Instructions to follow
Keep the text of the data exactly as it is and omit each picture from the copy.

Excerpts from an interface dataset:
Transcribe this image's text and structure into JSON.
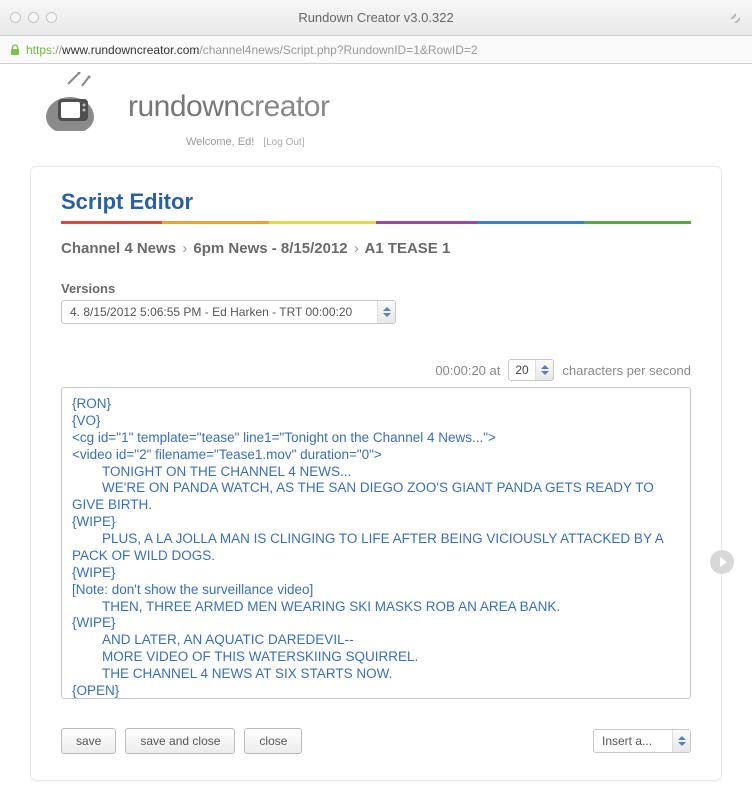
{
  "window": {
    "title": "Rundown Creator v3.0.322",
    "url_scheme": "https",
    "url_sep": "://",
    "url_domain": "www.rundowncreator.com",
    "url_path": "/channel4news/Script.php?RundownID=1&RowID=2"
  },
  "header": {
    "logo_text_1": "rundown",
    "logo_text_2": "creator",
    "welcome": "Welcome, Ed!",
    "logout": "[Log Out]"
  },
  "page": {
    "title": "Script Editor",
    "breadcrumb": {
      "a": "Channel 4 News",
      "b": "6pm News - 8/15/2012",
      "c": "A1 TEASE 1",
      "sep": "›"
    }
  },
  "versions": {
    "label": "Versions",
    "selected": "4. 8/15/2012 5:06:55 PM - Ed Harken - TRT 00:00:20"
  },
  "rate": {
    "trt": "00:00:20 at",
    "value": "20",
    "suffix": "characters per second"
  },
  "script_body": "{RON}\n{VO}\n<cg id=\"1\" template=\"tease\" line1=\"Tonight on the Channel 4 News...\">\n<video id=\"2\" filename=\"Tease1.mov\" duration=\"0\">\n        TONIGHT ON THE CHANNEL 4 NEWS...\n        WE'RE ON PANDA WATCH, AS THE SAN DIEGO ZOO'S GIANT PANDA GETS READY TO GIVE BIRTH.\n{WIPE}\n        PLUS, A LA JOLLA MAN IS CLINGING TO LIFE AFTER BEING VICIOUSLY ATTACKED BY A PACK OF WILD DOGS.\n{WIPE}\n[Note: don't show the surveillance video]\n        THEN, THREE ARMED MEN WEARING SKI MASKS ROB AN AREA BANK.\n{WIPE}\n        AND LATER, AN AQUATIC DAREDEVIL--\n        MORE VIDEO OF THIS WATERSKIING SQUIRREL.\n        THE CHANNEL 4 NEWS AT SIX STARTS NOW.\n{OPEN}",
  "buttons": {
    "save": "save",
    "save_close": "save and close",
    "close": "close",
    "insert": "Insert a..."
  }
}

Response area
Transcribe this image's text and structure into JSON.
{
  "window": {
    "title": "Rundown Creator v3.0.322",
    "url_scheme": "https",
    "url_sep": "://",
    "url_domain": "www.rundowncreator.com",
    "url_path": "/channel4news/Script.php?RundownID=1&RowID=2"
  },
  "header": {
    "logo_text_1": "rundown",
    "logo_text_2": "creator",
    "welcome": "Welcome, Ed!",
    "logout": "[Log Out]"
  },
  "page": {
    "title": "Script Editor",
    "breadcrumb": {
      "a": "Channel 4 News",
      "b": "6pm News - 8/15/2012",
      "c": "A1 TEASE 1",
      "sep": "›"
    }
  },
  "versions": {
    "label": "Versions",
    "selected": "4. 8/15/2012 5:06:55 PM - Ed Harken - TRT 00:00:20"
  },
  "rate": {
    "trt": "00:00:20 at",
    "value": "20",
    "suffix": "characters per second"
  },
  "script_body": "{RON}\n{VO}\n<cg id=\"1\" template=\"tease\" line1=\"Tonight on the Channel 4 News...\">\n<video id=\"2\" filename=\"Tease1.mov\" duration=\"0\">\n        TONIGHT ON THE CHANNEL 4 NEWS...\n        WE'RE ON PANDA WATCH, AS THE SAN DIEGO ZOO'S GIANT PANDA GETS READY TO GIVE BIRTH.\n{WIPE}\n        PLUS, A LA JOLLA MAN IS CLINGING TO LIFE AFTER BEING VICIOUSLY ATTACKED BY A PACK OF WILD DOGS.\n{WIPE}\n[Note: don't show the surveillance video]\n        THEN, THREE ARMED MEN WEARING SKI MASKS ROB AN AREA BANK.\n{WIPE}\n        AND LATER, AN AQUATIC DAREDEVIL--\n        MORE VIDEO OF THIS WATERSKIING SQUIRREL.\n        THE CHANNEL 4 NEWS AT SIX STARTS NOW.\n{OPEN}",
  "buttons": {
    "save": "save",
    "save_close": "save and close",
    "close": "close",
    "insert": "Insert a..."
  }
}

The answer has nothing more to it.